Adaptive immunity accelerates early larval development of L. sigmodontis despite impeding its sexual maturation.

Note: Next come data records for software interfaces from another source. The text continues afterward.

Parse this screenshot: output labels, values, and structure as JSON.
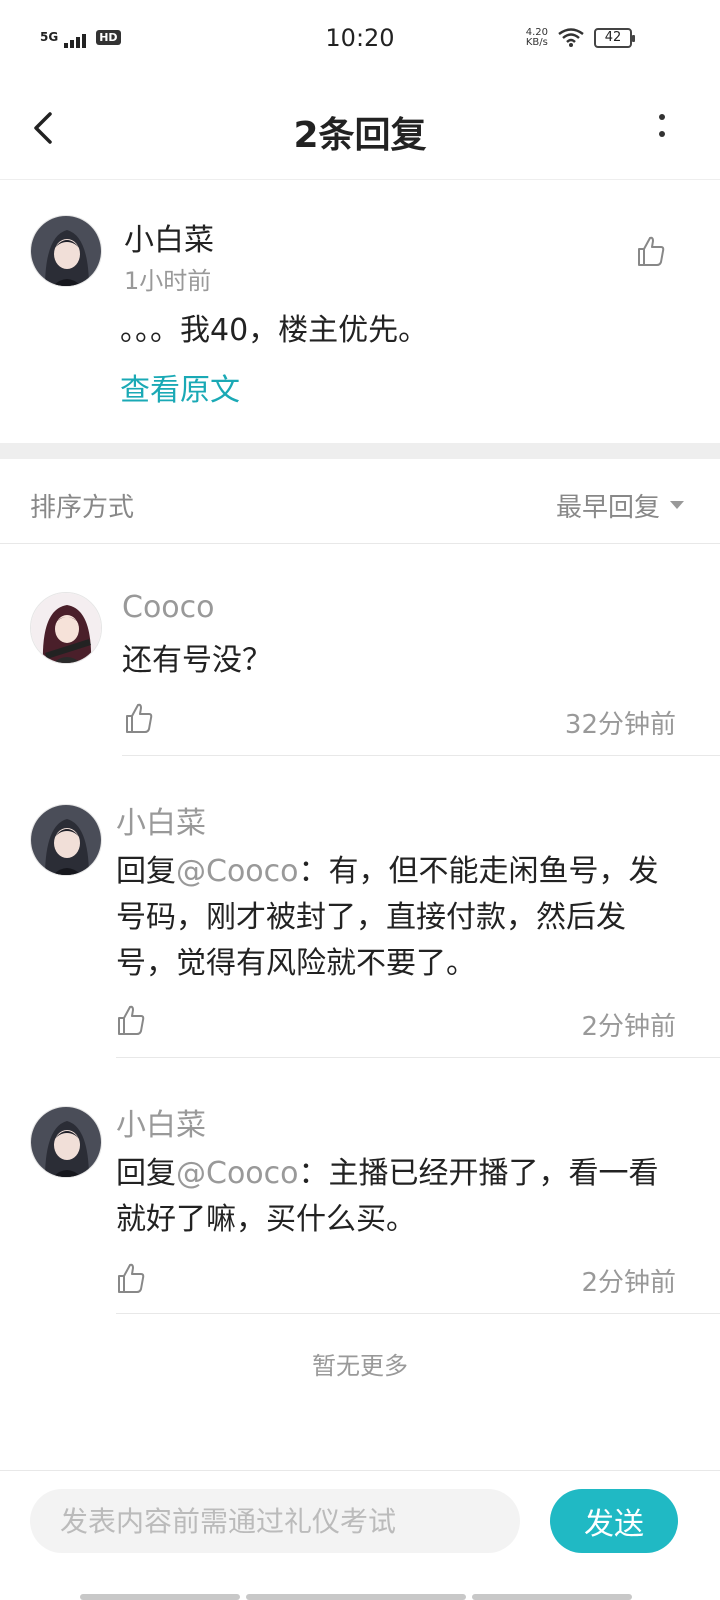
{
  "status_bar": {
    "network": "5G",
    "hd_badge": "HD",
    "time": "10:20",
    "speed_value": "4.20",
    "speed_unit": "KB/s",
    "battery": "42"
  },
  "header": {
    "title": "2条回复",
    "back_icon": "chevron-left-icon",
    "more_icon": "vertical-dots-icon"
  },
  "original_comment": {
    "author": "小白菜",
    "time": "1小时前",
    "text": "。。。我40，楼主优先。",
    "view_original_label": "查看原文",
    "like_icon": "thumbs-up-icon"
  },
  "sort": {
    "label": "排序方式",
    "value": "最早回复"
  },
  "replies": [
    {
      "author": "Cooco",
      "text_prefix": "",
      "mention": "",
      "text": "还有号没？",
      "time": "32分钟前"
    },
    {
      "author": "小白菜",
      "text_prefix": "回复",
      "mention": "@Cooco",
      "text": "：有，但不能走闲鱼号，发号码，刚才被封了，直接付款，然后发号，觉得有风险就不要了。",
      "time": "2分钟前"
    },
    {
      "author": "小白菜",
      "text_prefix": "回复",
      "mention": "@Cooco",
      "text": "：主播已经开播了，看一看就好了嘛，买什么买。",
      "time": "2分钟前"
    }
  ],
  "no_more_text": "暂无更多",
  "composer": {
    "placeholder": "发表内容前需通过礼仪考试",
    "send_label": "发送"
  },
  "colors": {
    "accent": "#20b9c4",
    "link": "#1aa9b5",
    "muted_text": "#999999"
  }
}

(A) Cell recruitment increased significantly over time during infection when filariae were inoculated into rag−/−, il4−/− and double deficient (rag−/−il-4−/−) mice that lack T cells, B cells, and IL-4, but was severely lower overall in rag−/−il-4−/− than in C57BL/6 wild type controls. (B) Filarial larvae in rag−/−il-4−/− mice developed slowest unless rIL-5 was added upon their delivery to the host. (C) However, by D30 p.i. the parasites in rag−/−il-4−/− mice had compensated for their slower development and reached the adult stage earlier than in wild type controls, likely due to the continuous attack by eosinophils and other inflammatory cells in the control mice (see Figure S3A). (D) This resulted in the release of more offspring in rag−/−il-4−/− mice than what is observed in susceptible immunocompetent BALB/c mice. * p<0.05; ** p<0.01, Wilcoxon rank-sum test; n = 5–10 mice per group. Error bars represent s.e.m.

Figure 3